• This is quite similar to Galerkin's method, which is used to provide solvability of parabolic equation has a weak solution. (Refer to Evans, Partial Differential Equations) Classically, we use interior estimate (such as Schauder Estimate, Evans-Krylov estimate) to obtain inside regularity. I'm not very confident in your method, but maybe it works under some conditions. ;) – Zixiao_Liu Jan 28 at 3:09

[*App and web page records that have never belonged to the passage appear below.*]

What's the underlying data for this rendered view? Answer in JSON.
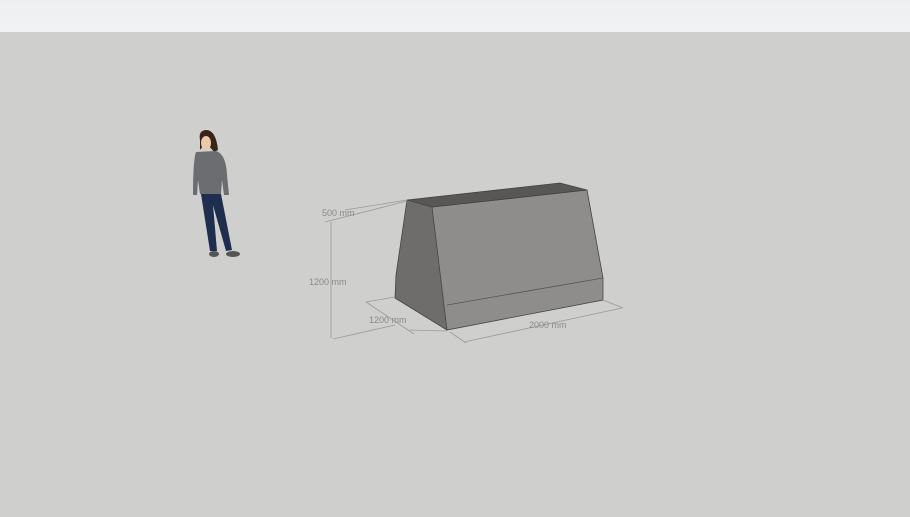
{
  "scene": {
    "dimensions": {
      "top_depth": "500 mm",
      "height": "1200 mm",
      "base_depth": "1200 mm",
      "length": "2000 mm"
    }
  },
  "colors": {
    "background": "#cfcfcd",
    "topbar": "#eff0f2",
    "front_face": "#8d8b8a",
    "side_face": "#6e6c6b",
    "top_face": "#575655"
  }
}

What you describe is a semigroup approach to evolution equations. In general, if $$H$$ is a Hilbert space and $$A$$ a lower bounded self-adjoint operator on $$H$$, then for every $$g\in H$$ there exists a unique mild solution to the initial value problem \begin{align*} \begin{cases}\partial_t v(t)=-Av(t)\\ v(0)=g\end{cases} \end{align*} given by $$v(t)=e^{-tA} g$$. Moreover, $$u$$ is a classical solution in the sense that $$v\in C^1((0,\infty);H)$$ (in fact, $$v\in C^\infty((0,\infty);D(A^k))$$ for all $$k\in\mathbb{N}$$). In the case when $$A$$ has pure point spectrum, then the operator exponential $$e^{-tA}$$ can be expressed in terms of the eigenfunctions in the way you describe.

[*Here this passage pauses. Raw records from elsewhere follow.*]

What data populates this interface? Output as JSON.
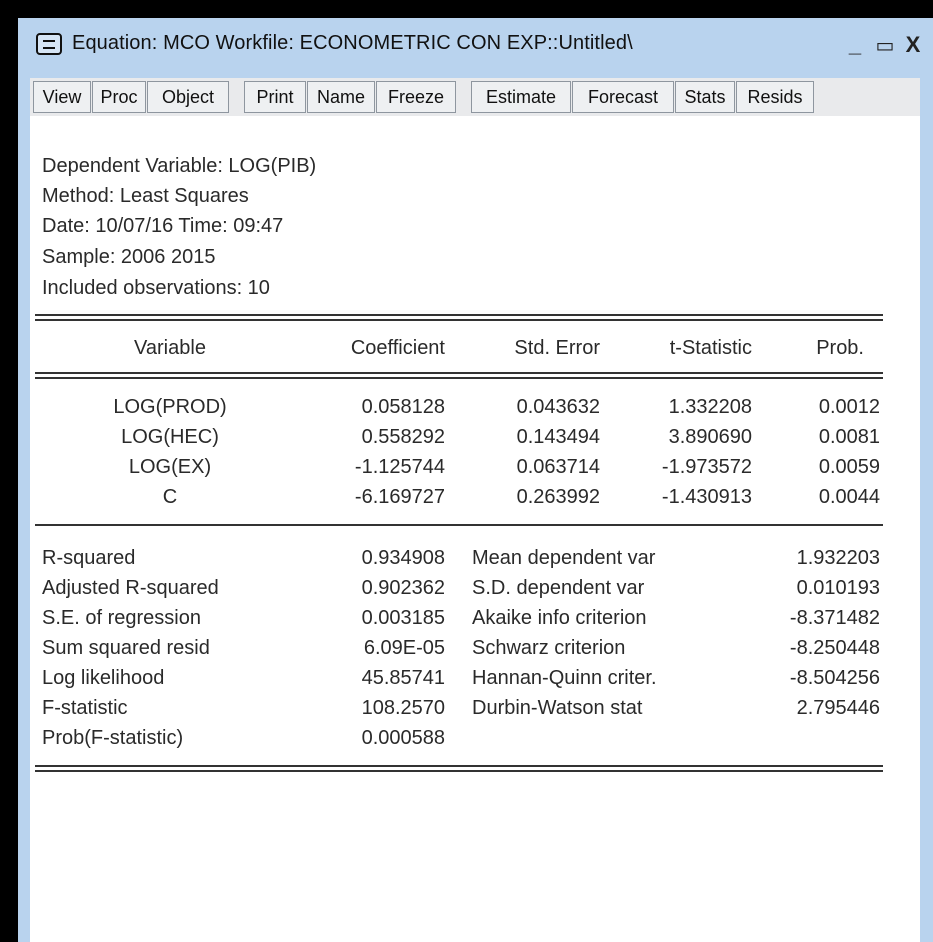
{
  "window": {
    "title": "Equation: MCO   Workfile: ECONOMETRIC CON EXP::Untitled\\",
    "controls": {
      "minimize": "_",
      "maximize": "▭",
      "close": "X"
    }
  },
  "toolbar": {
    "view": "View",
    "proc": "Proc",
    "object": "Object",
    "print": "Print",
    "name": "Name",
    "freeze": "Freeze",
    "estimate": "Estimate",
    "forecast": "Forecast",
    "stats": "Stats",
    "resids": "Resids"
  },
  "header": {
    "dependent": "Dependent Variable: LOG(PIB)",
    "method": "Method: Least Squares",
    "date": "Date: 10/07/16   Time: 09:47",
    "sample": "Sample: 2006 2015",
    "observations": "Included observations: 10"
  },
  "coef_table": {
    "columns": [
      "Variable",
      "Coefficient",
      "Std. Error",
      "t-Statistic",
      "Prob."
    ],
    "rows": [
      [
        "LOG(PROD)",
        "0.058128",
        "0.043632",
        "1.332208",
        "0.0012"
      ],
      [
        "LOG(HEC)",
        "0.558292",
        "0.143494",
        "3.890690",
        "0.0081"
      ],
      [
        "LOG(EX)",
        "-1.125744",
        "0.063714",
        "-1.973572",
        "0.0059"
      ],
      [
        "C",
        "-6.169727",
        "0.263992",
        "-1.430913",
        "0.0044"
      ]
    ]
  },
  "stats": {
    "left": [
      [
        "R-squared",
        "0.934908"
      ],
      [
        "Adjusted R-squared",
        "0.902362"
      ],
      [
        "S.E. of regression",
        "0.003185"
      ],
      [
        "Sum squared resid",
        "6.09E-05"
      ],
      [
        "Log likelihood",
        "45.85741"
      ],
      [
        "F-statistic",
        "108.2570"
      ],
      [
        "Prob(F-statistic)",
        "0.000588"
      ]
    ],
    "right": [
      [
        "Mean dependent var",
        "1.932203"
      ],
      [
        "S.D. dependent var",
        "0.010193"
      ],
      [
        "Akaike info criterion",
        "-8.371482"
      ],
      [
        "Schwarz criterion",
        "-8.250448"
      ],
      [
        "Hannan-Quinn criter.",
        "-8.504256"
      ],
      [
        "Durbin-Watson stat",
        "2.795446"
      ]
    ]
  },
  "colors": {
    "titlebar": "#b9d3ee",
    "toolbar": "#e9eaec",
    "content": "#ffffff",
    "text": "#2a2a2a"
  }
}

As you see, one gets regularity in the time variable "for free" from abstract theory. However, one cannot expect to get any regularity in the space variable in this abstract setting (assuming $$H=L^2(\Omega))$$. For example if $$Ag=0$$, then $$v(t)=g$$ is a solution of the initial value problem, but the eigenfunctions of a self-adjoint operator on $$L^2$$ do not need to have any additional regularity.
The situation is much better if $$A$$ is for example (a self-adjoint realization of) a uniformly elliptic operator of order $$m$$ with smooth coefficients. Elliptic regularity theory implies that $$D(A^k)\hookrightarrow H^{km}(\Omega)$$. Since $$v\in C^\infty((0,\infty);D(A^k))$$ for all $$k\in\mathbb{N}$$, we have $$v\in C^\infty((0,\infty);H^l(\Omega))$$ for all $$l\in\mathbb{N}$$. The Sobolev embedding theorem yields $$v\in C^\infty((0,\infty);C^l(\overline\Omega))$$ for all $$l>0$$. Now you can define $$u(t,x)=v(t)(x)$$ and convince yourself that $$u\in C^\infty((0,\infty)\times \Omega)$$ and that the initial value problem is satisfied in the classical sense.